How American food habits have changed over time.
In this entertaining investigation of the habits of American eaters, Egan, a director in the strategic initiatives group of the Culinary Institute of America, examines how eating habits have changed in the past 50-plus years. “At every step of my research,” she writes, “this is what I have found: We don’t put food first. We put three main values above all: work, freedom, and progress.” Those three factors have pushed us to be a nation that now spends more time eating at our workstations than ever before and have prompted an explosion in the snack food industry, as the fine line between a snack and meal gets increasingly blurry. Because Americans spend so much time at work, there’s little time or inclination to create a meal from scratch, which has aided the rise of pre-made meals that are easily reheated in the microwave. Fast-food restaurants now offer a plethora of dishes, while fast-casual restaurants put the emphasis on letting customers create their own meals from a variety of options. Low-fat, gluten-free, low-sugar, and other “diet” foods are all the rage as increasing numbers of Americans battle obesity and diabetes thanks to excessive food intake. The author analyzes a variety of topics, including the desire to drink more wine, eat more chicken wings, and binge on cheese. Egan studies the creation of “food holidays,” as well, days that revolve as much around food as the actual event (think Super Bowl), and novelty foods that combine sugar, salt, fat, and other ingredients into fantastic creations sure to entice us—e.g., Papa John’s Frito Chili Pizza. The author tells readers how and why these items have become part of America’s food culture and speculates on where American food habits will take us in the future.
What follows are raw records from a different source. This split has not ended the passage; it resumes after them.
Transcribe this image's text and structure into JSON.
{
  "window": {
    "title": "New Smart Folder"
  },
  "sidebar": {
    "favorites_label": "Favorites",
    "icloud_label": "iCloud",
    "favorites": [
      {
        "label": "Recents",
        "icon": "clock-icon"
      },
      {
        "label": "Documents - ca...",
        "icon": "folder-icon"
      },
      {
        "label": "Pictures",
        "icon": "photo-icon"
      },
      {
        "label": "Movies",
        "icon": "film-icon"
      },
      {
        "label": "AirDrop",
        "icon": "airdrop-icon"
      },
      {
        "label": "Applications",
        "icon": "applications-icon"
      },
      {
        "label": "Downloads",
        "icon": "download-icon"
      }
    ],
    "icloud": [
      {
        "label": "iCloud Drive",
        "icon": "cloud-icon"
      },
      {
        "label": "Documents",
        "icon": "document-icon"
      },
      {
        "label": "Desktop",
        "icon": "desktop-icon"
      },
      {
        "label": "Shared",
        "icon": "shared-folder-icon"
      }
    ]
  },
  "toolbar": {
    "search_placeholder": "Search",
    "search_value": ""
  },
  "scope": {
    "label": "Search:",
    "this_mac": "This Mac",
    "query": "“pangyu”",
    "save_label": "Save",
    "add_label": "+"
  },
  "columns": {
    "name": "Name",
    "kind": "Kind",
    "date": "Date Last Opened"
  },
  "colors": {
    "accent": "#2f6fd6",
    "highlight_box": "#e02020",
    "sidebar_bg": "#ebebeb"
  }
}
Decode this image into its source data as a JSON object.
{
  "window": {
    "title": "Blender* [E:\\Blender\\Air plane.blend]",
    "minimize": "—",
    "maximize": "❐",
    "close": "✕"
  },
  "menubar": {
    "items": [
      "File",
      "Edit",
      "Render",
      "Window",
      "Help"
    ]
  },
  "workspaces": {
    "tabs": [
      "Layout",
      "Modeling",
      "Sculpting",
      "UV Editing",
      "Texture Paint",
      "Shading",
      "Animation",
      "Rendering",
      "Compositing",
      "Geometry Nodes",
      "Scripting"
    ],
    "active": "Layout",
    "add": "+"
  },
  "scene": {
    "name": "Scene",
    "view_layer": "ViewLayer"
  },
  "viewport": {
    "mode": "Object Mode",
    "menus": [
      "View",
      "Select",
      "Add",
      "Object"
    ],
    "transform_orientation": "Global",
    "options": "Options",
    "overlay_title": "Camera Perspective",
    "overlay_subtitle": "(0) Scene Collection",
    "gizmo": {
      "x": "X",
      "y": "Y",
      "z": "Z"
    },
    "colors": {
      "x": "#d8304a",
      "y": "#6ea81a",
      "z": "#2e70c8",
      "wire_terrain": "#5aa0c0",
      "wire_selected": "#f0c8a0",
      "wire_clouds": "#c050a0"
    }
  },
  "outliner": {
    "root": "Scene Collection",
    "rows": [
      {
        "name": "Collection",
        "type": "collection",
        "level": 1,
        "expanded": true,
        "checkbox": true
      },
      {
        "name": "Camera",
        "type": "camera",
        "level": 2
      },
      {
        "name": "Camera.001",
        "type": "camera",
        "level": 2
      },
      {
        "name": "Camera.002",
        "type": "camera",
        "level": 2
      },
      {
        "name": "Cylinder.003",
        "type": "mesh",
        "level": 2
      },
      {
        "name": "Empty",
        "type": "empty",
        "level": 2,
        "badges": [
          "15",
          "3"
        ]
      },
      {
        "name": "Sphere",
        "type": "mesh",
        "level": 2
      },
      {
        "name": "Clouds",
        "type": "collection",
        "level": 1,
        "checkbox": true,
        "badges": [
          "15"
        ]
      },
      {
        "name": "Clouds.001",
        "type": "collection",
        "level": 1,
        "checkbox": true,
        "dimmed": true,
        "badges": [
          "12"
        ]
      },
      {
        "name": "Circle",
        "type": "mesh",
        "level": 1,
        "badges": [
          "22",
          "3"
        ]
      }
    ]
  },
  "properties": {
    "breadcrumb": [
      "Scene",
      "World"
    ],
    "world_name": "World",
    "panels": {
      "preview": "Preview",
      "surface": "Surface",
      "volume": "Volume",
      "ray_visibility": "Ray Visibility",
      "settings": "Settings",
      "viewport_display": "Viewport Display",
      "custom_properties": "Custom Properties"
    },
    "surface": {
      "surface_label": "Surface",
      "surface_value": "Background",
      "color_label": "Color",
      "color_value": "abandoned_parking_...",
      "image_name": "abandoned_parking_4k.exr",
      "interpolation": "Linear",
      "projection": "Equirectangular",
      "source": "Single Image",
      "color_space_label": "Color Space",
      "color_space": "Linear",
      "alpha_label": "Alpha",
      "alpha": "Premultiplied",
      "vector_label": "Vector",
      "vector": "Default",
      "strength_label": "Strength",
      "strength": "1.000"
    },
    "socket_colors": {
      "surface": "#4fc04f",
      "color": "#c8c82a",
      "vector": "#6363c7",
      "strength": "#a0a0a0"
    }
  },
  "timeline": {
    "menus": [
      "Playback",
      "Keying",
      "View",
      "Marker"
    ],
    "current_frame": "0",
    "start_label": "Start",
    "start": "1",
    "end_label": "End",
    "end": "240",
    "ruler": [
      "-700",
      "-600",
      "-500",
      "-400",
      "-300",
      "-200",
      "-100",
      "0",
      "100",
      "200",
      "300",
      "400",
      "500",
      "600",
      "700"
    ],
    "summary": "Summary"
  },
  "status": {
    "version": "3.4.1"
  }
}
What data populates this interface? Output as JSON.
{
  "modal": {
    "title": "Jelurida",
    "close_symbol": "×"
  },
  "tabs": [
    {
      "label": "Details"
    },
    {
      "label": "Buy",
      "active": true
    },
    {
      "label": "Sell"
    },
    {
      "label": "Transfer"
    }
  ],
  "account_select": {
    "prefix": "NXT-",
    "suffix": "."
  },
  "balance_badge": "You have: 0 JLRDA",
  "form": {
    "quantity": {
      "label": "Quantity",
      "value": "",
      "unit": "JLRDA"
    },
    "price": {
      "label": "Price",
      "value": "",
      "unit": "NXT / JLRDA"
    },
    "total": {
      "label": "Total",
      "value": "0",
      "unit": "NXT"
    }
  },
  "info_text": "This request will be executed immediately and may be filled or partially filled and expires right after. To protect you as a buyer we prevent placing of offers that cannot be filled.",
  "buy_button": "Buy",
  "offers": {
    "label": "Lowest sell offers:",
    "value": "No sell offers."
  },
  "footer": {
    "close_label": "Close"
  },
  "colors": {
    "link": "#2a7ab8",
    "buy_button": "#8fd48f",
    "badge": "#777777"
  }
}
An occasionally humorous, definitely informative look at what Americans eat for breakfast, lunch, dinner, and all those snack times in between and how our eating habits are changing who we are.